“Hey”, she said as we spotted each other at the fundraiser at the swanky house in Sea Cliff. “I heard you had the conversation.“
She was a parent who had preceded me as a trustee on a kid-centric organization; now I served on a different board with her husband. We had never overlapped but her reputation as a wise person – and a great board member – lasted long after her departure.
“What conversation?” I asked.
“The one about diversity,” she responded. “No one dared bring it up when I was on the board.”
While the subject of that conversation was diversity, it could have easily have been any number of topics that people on leadership teams, boards of directors, and even households like yours and mine tiptoe around and resist surfacing because land mines seem to wait: things like is it time to abandon a losing legacy business rather than pump more money into it, time to take an organization’s CEO out because they are long past effective, or even time to move a family member to an assisted care facility?
Dan Pink’s new book “To Sell is Human” has some great research on the need for all of us – not just sales people – to motivate, move, shape and pitch things ranging from funding to ideas to getting people to go from point A to point B. The work shows just how to approach it in ways that work for today’s world, not yesterday’s, when selling something was part of someone else’s job.
Pink’s short video-ettes – 6 Successors to the Elevator Pitch – give brief outline of approaches that work and why.
The conversation my fundraiser party friend alluded to was notable not just because it happened (though it had been ducked for years), but because it was framed by the change agents on the board in a way that moved the organization forward.
By asking the right question – Can we have diversity where the schedule and support programs are geared to families with a stay-at-home parent (or nanny) who can fill in the many gaps when the program is not in session? – was to make the choice simple and distinct. They could have the diversity it said it wanted – including families with two working parents and single parents – but programs, including some systems and structures would need to change.
No change meant no diversity.
The tough part was that some people really relished the status quo; the challenge in framing the question was to show that the status quo was at odds with aspirations.
Framing the issue, as Pink notes with his example of Ronald Reagan’s classic election campaign line “Are you better off now than you were 4 years ago?” is a way to distill a clear choice that moves people if the “better” option is to make a change.
The kid-centric organization made those changes after a terse, heartfelt, and tough board conversation. Today by most measures – attractiveness judged by a long waiting list, level of fundraising, the increased diversity of families, and a extremely high acceptance rate of offers by applicants – the organization is stronger than ever.
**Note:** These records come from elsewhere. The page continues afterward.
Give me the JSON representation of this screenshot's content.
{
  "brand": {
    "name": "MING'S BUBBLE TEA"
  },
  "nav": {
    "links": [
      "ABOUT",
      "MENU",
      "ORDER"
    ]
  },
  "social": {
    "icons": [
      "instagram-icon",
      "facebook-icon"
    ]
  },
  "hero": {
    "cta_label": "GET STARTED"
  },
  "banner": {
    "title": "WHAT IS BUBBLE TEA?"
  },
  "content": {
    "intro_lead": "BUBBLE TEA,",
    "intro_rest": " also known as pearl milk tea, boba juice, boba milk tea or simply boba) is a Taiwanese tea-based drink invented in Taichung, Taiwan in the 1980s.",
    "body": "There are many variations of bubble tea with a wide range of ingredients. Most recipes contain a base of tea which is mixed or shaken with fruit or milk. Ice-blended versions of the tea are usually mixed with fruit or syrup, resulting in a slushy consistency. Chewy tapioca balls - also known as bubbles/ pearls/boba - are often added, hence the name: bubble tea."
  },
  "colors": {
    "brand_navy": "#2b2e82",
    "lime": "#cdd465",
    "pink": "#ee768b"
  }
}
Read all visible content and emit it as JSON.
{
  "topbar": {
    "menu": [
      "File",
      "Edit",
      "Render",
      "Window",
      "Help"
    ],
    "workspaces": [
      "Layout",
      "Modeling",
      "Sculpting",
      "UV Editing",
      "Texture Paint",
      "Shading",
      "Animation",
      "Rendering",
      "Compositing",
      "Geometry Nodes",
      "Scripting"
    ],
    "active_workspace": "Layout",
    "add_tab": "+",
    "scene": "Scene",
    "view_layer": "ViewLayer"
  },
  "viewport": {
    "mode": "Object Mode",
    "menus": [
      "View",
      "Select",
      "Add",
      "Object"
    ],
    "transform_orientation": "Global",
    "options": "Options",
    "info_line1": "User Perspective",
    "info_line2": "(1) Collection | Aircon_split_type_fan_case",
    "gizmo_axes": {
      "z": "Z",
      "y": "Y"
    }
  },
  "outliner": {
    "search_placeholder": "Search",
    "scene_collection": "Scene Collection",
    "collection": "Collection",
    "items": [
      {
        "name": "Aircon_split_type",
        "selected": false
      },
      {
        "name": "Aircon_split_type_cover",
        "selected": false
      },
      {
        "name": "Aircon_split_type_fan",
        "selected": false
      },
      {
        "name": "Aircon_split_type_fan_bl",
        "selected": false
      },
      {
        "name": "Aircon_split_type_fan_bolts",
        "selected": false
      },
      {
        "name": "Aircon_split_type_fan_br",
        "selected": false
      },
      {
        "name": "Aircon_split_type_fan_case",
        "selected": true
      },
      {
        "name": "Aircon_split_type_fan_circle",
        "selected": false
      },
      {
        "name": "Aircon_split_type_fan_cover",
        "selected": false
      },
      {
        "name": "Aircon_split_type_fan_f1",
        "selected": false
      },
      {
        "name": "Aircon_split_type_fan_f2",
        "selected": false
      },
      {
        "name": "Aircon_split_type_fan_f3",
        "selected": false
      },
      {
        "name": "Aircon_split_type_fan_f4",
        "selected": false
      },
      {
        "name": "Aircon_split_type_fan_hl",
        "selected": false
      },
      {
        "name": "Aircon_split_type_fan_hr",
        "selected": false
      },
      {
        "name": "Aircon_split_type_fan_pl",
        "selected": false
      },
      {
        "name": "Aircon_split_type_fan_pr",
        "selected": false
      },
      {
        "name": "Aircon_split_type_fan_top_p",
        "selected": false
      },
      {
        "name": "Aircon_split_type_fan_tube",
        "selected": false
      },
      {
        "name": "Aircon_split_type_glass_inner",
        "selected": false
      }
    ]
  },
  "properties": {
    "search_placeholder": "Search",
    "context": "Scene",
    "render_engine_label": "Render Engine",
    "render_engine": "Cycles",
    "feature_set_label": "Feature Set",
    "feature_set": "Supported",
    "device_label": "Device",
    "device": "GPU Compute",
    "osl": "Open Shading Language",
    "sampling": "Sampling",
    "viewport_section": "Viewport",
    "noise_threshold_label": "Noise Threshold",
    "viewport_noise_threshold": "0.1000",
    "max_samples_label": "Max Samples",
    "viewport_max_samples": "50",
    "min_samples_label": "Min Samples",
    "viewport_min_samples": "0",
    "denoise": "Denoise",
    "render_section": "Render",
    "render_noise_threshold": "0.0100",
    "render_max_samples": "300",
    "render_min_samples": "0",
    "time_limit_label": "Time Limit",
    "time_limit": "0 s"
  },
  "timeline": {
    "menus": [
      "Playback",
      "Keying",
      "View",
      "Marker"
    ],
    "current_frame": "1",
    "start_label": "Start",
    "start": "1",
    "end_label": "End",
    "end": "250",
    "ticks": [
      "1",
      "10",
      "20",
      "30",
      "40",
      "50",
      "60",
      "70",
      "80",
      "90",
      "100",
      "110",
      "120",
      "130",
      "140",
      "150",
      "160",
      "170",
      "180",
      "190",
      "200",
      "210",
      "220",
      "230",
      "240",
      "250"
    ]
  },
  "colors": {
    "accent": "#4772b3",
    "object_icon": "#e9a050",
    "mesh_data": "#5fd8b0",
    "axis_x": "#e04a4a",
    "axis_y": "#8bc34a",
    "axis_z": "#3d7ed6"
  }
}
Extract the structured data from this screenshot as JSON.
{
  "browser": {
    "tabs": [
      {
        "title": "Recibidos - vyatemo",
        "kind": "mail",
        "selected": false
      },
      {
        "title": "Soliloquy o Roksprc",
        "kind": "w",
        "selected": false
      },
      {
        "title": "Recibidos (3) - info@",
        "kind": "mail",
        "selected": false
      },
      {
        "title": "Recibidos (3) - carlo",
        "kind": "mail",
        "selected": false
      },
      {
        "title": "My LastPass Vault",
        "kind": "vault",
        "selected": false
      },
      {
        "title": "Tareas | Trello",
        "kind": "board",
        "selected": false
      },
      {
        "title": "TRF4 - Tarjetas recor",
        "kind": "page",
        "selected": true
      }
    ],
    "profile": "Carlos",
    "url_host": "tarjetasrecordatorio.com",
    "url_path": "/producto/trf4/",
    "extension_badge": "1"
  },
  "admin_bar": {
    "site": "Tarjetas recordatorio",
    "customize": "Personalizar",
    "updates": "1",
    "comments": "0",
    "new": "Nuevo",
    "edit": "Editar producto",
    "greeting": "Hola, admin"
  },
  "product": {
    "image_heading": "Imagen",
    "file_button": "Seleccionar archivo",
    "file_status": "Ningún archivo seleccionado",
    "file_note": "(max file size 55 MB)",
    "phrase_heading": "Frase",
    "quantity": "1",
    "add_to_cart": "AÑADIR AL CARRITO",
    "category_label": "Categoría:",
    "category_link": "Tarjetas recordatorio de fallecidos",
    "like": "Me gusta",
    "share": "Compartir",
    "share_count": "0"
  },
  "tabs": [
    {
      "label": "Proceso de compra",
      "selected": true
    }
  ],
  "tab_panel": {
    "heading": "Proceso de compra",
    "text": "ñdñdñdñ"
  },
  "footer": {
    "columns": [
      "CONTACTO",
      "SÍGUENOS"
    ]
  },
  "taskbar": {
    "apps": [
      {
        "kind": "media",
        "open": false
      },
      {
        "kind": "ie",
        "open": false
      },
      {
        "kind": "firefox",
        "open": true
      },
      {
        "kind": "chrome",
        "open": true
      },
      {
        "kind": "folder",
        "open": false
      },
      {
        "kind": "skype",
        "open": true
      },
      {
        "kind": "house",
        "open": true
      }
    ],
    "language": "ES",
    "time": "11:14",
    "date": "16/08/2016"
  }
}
Dan Pink is right that we’re all born to sell. Many times it just takes the right set of facts, a method to pique curiosity, or a way to properly frame the challenge.
Good luck selling!
Life Back West is an occasional set of writings focused on ways people, teams and organizations can be both more effective (doing the right thing) and more efficient (doing the right thing well). More about executive, career and team / leadership coaching services can be found at the “About J. Mike Smith and Back West, Inc.” sidebar or the “Hire Me” tab. You can also read an online interview with me at WhoHub.
Ronald Reagan wearing cowboy hat at Rancho del Cielo. (Photo credit: Wikipedia)